When I get upset, I can't express myself at all, but if my wife's upset, you'd think you were hearing poetry. She can express exactly what she's feeling inside.
—James, age 471
When my friends ask me what I'm writing about, I invariably reply, "the development of gender differences in emotional expression." And just as invariably, my answer is met with blank stares. So I try to elaborate: "You know, how when they're upset, women say they feel sad and hurt, while men say they feel mad." My friends' eyes light up and their heads nod. "Oh, yes, now we understand. How interesting," they say. I continue, "Yes, and I'm writing about why that happens, a developmental model." My friends query expectantly, "So, what's the model?" "Well," I reply, "it's complicated. There are all kinds of reasons: biological differences, cultural pressures, family relationships, peer interactions ..." My voice trails off at this point. "Well, it would take me a long time to tell you about everything." And I usually end lamely with, "Maybe you should read my book."
My attempt to encapsulate this complex and burgeoning field for my friends by linking the expression of sadness with women and the expression of anger with men does capture some ubiquitous stereotypes about emotional expression in the two sexes.
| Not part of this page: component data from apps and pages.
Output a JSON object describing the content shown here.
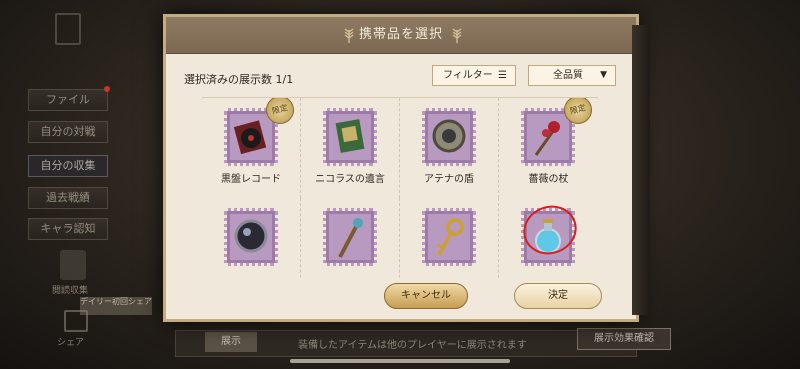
{
  "sidebar": {
    "items": [
      {
        "label": "ファイル"
      },
      {
        "label": "自分の対戦"
      },
      {
        "label": "自分の収集"
      },
      {
        "label": "過去戦績"
      },
      {
        "label": "キャラ認知"
      }
    ],
    "book_label": "閲読収集",
    "daily_label": "デイリー初回シェア",
    "share_label": "シェア"
  },
  "underlay": {
    "tab_label": "展示",
    "description": "装備したアイテムは他のプレイヤーに展示されます",
    "button_label": "展示効果確認"
  },
  "dialog": {
    "title": "携帯品を選択",
    "selected_count": "選択済みの展示数 1/1",
    "filter_label": "フィルター",
    "grade_label": "全品質",
    "limited_badge": "限定",
    "items": [
      {
        "name": "黒盤レコード",
        "limited": true,
        "icon": "record-icon"
      },
      {
        "name": "ニコラスの遺言",
        "limited": false,
        "icon": "book-icon"
      },
      {
        "name": "アテナの盾",
        "limited": false,
        "icon": "shield-icon"
      },
      {
        "name": "薔薇の杖",
        "limited": true,
        "icon": "rose-staff-icon"
      },
      {
        "name": "",
        "limited": false,
        "icon": "dark-orb-icon"
      },
      {
        "name": "",
        "limited": false,
        "icon": "staff-icon"
      },
      {
        "name": "",
        "limited": false,
        "icon": "key-icon"
      },
      {
        "name": "",
        "limited": false,
        "icon": "potion-icon",
        "selected": true
      }
    ],
    "cancel_label": "キャンセル",
    "confirm_label": "決定"
  }
}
It is also rooted in data showing that in some anger-inducing situations, both young girls and women express more hurt, disappointment and sadness than do their male counterparts (Brody 1993). For example, in a study I conducted of American middle-aged married couples, women and men said that they would feel equally angry, but women said that they would feel more hurt, disappointed, and sad than men in response to the following story: "You